Items from a dataset:
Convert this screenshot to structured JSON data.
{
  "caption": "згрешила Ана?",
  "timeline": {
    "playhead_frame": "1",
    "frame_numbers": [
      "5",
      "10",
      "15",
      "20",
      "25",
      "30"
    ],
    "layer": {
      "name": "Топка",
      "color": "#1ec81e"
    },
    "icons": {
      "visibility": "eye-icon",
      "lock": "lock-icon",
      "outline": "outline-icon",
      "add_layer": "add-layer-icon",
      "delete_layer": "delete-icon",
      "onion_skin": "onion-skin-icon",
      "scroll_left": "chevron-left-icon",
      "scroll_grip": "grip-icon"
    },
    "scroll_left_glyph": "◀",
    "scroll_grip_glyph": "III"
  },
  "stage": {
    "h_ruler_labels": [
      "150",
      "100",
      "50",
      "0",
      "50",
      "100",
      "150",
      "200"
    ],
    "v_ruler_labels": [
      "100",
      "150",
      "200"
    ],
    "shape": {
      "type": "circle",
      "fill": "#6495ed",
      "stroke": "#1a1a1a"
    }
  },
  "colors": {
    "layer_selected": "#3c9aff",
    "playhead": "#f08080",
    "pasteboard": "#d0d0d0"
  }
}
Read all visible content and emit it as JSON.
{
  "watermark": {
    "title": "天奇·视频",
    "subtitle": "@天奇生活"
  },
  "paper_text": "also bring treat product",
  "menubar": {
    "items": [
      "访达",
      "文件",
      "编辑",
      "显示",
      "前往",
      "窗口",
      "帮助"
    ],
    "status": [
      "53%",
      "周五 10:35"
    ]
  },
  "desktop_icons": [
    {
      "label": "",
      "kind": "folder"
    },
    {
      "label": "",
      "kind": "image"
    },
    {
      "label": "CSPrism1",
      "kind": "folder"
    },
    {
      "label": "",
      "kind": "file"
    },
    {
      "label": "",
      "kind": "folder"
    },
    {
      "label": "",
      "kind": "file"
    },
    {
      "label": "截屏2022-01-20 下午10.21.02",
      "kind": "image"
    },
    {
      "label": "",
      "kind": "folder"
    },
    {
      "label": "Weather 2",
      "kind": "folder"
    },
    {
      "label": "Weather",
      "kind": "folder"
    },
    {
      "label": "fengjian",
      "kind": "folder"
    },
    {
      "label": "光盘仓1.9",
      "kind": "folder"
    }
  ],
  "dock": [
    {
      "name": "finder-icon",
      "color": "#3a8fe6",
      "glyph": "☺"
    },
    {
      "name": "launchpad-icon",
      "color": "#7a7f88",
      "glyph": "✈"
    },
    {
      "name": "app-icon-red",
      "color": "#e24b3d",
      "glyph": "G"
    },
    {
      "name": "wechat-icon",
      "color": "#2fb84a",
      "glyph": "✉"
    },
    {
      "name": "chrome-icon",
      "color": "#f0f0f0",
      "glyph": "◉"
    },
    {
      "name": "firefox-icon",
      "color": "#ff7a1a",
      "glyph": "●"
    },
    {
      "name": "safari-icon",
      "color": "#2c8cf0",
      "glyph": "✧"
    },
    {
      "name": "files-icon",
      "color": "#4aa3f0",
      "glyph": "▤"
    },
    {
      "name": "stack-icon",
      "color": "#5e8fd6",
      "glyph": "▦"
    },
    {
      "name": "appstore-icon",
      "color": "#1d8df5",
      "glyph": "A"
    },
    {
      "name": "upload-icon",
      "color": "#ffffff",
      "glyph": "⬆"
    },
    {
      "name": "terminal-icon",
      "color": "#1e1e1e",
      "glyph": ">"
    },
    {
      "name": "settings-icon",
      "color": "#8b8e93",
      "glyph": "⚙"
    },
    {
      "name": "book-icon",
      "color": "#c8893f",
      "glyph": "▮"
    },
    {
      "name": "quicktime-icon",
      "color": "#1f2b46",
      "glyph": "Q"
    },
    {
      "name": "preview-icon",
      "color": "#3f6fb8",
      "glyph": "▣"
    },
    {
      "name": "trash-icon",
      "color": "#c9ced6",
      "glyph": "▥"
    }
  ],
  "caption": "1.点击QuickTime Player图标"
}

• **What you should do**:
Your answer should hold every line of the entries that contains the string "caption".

• **Exercise response**:
  "caption": "згрешила Ана?",
  "caption": "1.点击QuickTime Player图标"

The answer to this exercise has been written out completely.